• _PROBLEM TO WORK ON_: If a line of the records holds the word "section", copy it out.

● ● ● ●

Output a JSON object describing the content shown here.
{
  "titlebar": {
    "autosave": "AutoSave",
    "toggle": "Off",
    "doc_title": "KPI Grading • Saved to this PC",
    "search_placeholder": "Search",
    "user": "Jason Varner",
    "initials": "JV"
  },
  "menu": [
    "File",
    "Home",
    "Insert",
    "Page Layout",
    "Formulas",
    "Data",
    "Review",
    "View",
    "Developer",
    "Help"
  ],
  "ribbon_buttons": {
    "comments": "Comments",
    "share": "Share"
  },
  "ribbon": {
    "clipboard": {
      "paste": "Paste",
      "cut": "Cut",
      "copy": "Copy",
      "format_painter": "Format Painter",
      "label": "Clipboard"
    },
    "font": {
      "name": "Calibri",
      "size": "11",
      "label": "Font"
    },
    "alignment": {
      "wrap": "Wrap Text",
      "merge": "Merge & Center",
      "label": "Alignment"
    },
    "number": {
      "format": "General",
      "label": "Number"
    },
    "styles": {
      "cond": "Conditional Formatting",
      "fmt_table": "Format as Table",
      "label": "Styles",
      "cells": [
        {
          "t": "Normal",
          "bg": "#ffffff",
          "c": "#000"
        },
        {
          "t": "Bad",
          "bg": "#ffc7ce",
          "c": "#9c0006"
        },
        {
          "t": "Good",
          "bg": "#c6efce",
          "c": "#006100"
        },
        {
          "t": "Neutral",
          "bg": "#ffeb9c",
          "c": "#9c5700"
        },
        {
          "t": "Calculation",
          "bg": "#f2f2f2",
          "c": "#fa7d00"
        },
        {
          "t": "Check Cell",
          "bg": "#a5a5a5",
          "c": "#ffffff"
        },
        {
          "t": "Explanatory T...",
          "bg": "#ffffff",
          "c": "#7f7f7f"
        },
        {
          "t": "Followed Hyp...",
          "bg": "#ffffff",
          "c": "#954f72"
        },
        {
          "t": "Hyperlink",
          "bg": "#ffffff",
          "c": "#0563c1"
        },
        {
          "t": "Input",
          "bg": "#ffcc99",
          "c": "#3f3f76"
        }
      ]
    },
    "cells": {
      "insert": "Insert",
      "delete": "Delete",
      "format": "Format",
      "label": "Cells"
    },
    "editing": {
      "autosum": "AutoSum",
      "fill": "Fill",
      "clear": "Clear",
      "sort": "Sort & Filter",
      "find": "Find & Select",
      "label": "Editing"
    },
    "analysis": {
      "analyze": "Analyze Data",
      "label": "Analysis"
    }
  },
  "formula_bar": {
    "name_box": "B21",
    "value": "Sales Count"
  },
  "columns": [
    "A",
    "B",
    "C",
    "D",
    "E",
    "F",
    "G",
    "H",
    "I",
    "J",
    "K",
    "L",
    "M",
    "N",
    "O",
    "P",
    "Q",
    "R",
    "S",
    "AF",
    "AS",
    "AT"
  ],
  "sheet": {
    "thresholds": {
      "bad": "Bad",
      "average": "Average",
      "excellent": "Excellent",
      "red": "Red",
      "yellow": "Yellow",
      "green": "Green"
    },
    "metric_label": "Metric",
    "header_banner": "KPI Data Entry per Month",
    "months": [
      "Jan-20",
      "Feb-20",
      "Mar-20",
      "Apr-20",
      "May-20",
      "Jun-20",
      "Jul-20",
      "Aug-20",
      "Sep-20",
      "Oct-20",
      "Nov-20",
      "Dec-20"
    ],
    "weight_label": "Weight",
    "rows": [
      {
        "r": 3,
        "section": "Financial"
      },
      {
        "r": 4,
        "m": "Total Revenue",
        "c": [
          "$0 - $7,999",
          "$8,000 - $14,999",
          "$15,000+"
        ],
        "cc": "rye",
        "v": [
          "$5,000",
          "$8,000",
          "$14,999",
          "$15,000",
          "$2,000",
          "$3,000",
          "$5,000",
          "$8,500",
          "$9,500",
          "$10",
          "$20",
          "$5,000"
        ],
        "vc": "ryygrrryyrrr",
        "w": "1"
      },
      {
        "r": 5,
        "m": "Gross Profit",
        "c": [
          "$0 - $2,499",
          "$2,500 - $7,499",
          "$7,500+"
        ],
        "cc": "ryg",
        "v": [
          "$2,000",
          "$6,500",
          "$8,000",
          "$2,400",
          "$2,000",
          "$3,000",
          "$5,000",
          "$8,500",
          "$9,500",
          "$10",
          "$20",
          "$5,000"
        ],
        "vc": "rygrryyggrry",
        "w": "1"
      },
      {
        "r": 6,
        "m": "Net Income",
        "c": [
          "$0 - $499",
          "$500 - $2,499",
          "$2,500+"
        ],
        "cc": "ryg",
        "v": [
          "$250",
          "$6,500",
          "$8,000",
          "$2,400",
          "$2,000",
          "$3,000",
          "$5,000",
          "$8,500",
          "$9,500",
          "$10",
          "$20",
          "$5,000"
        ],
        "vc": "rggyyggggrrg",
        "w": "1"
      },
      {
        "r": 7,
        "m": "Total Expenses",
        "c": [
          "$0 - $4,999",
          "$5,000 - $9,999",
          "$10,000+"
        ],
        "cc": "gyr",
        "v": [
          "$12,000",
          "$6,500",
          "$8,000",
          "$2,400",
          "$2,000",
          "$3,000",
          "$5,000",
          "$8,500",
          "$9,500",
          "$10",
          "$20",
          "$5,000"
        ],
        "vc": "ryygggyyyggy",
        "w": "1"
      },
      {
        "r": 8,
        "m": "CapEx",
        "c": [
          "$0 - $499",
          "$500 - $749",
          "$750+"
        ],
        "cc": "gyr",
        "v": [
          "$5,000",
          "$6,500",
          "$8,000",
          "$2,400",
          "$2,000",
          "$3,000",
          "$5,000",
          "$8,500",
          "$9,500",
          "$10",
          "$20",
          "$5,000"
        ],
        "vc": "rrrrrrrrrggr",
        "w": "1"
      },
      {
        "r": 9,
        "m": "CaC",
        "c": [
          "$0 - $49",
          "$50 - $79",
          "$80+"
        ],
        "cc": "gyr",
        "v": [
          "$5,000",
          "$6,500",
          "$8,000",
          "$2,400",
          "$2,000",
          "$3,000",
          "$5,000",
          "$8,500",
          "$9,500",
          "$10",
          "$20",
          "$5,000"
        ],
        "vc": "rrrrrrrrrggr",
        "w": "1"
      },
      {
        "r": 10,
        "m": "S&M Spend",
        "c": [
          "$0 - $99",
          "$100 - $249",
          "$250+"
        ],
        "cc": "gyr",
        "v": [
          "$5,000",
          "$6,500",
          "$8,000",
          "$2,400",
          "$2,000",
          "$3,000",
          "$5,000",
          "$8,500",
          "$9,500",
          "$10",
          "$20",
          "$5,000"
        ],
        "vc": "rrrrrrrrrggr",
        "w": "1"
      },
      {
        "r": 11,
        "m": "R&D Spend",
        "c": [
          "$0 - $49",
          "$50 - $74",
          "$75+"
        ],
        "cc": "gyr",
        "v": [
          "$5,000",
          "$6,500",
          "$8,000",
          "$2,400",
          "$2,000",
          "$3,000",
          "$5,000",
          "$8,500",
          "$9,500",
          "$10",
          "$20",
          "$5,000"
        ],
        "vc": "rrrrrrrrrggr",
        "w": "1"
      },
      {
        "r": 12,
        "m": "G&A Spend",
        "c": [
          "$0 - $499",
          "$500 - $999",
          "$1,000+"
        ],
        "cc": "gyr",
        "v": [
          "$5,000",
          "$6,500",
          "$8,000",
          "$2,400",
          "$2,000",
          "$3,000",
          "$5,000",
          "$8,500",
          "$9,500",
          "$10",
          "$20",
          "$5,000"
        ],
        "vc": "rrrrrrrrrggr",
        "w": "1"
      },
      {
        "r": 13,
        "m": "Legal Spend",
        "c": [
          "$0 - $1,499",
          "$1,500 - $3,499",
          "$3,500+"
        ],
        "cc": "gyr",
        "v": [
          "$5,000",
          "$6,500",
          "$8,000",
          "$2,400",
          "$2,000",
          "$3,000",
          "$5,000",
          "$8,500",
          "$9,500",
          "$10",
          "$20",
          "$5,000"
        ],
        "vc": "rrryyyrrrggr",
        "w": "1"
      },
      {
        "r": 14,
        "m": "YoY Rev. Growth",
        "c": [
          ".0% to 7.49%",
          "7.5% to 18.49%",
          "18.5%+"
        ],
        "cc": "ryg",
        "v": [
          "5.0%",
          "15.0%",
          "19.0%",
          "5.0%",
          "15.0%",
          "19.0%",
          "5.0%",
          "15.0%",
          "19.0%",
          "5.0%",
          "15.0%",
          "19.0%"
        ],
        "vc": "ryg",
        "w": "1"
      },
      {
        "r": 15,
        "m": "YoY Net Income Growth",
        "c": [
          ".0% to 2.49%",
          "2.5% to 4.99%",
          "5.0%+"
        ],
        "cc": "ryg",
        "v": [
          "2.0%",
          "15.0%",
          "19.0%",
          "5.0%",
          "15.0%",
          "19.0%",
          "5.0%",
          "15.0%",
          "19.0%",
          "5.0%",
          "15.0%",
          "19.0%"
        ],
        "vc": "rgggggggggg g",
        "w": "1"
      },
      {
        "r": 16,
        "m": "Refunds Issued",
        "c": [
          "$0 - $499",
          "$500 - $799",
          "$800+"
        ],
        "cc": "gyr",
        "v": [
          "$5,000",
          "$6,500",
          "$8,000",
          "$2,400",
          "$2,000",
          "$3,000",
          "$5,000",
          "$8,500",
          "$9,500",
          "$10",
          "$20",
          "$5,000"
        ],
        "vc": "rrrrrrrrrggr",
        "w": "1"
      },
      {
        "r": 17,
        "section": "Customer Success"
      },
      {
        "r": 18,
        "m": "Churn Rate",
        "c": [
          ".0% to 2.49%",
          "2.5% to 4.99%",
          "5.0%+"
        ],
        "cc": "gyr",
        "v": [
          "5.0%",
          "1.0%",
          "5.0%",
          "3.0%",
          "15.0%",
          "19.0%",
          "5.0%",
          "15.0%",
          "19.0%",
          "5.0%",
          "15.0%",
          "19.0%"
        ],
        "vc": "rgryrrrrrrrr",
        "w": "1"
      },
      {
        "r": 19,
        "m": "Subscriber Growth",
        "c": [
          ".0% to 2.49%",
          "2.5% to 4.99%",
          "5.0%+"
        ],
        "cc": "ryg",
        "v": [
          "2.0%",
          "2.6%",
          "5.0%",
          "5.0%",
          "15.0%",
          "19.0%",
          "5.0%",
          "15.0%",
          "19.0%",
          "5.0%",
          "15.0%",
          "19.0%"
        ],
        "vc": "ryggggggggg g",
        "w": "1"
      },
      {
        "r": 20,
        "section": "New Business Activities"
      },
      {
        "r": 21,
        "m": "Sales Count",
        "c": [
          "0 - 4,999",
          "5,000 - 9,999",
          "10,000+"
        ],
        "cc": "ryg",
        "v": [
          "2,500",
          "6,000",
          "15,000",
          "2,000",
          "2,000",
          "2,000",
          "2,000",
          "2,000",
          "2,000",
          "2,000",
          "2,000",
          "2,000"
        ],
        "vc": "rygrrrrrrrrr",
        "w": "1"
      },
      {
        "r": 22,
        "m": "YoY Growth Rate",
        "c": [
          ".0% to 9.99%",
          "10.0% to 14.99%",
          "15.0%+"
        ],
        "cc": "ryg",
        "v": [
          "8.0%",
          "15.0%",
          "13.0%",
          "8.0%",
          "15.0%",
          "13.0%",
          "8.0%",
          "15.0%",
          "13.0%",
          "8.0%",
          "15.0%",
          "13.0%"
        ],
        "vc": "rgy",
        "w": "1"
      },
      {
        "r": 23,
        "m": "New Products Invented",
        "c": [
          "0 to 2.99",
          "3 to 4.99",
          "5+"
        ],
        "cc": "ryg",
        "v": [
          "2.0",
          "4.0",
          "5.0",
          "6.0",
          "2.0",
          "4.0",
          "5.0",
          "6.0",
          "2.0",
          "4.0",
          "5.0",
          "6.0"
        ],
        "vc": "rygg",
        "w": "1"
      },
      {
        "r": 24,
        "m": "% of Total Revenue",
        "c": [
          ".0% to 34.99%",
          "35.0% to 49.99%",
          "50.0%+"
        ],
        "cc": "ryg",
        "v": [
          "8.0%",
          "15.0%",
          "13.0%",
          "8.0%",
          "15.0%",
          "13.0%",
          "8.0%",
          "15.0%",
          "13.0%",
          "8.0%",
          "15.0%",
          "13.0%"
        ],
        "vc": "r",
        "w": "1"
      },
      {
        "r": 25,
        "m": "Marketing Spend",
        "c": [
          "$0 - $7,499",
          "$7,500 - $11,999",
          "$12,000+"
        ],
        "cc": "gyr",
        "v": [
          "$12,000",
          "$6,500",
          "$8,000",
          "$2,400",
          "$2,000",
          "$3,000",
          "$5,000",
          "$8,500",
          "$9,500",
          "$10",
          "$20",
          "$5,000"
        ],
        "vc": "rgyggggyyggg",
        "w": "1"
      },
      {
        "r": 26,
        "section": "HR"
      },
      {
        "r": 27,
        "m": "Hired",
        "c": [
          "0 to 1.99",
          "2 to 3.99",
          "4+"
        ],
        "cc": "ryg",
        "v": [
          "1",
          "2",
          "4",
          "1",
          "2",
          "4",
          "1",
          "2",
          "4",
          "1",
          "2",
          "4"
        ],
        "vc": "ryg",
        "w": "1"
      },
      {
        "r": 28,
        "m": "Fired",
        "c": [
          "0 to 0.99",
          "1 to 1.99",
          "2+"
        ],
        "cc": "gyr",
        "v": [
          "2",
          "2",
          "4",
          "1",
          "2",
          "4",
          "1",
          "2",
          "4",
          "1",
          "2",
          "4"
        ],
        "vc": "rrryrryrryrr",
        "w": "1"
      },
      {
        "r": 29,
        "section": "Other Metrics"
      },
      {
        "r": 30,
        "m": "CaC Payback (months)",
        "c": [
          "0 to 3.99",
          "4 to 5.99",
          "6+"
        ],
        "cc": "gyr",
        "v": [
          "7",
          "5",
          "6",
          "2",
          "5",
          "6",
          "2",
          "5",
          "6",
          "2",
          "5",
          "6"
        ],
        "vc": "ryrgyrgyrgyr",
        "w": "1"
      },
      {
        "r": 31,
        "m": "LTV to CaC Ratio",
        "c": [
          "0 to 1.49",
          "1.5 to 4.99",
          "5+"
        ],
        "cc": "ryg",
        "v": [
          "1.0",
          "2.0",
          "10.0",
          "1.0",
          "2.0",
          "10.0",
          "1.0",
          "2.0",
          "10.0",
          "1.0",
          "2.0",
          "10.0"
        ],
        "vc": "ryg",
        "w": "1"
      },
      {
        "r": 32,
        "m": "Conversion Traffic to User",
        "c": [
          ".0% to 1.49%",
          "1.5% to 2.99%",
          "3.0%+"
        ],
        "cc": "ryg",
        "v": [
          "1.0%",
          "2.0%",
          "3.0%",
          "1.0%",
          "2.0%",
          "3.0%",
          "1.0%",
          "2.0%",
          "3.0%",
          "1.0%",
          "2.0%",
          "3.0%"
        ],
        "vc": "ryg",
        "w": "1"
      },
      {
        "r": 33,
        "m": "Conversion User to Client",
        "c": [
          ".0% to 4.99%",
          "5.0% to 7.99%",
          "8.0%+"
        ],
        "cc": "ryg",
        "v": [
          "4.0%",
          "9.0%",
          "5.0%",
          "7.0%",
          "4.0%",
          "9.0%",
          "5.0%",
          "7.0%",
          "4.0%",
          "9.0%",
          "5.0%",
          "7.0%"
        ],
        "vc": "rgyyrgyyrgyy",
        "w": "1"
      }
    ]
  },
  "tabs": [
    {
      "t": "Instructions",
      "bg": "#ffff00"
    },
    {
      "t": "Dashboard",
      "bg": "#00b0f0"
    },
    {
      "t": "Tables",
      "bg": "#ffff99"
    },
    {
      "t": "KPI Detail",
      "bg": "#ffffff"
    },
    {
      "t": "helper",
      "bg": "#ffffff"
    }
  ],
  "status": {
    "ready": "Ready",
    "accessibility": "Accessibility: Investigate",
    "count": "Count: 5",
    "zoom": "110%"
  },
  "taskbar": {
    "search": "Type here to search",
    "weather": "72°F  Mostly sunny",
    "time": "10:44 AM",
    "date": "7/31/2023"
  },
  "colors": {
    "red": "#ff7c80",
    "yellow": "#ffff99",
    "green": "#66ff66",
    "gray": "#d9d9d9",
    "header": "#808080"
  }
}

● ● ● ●

• _RESULT OF THIS EXERCISE_:
        "section": "Financial"
        "section": "Customer Success"
        "section": "New Business Activities"
        "section": "HR"
        "section": "Other Metrics"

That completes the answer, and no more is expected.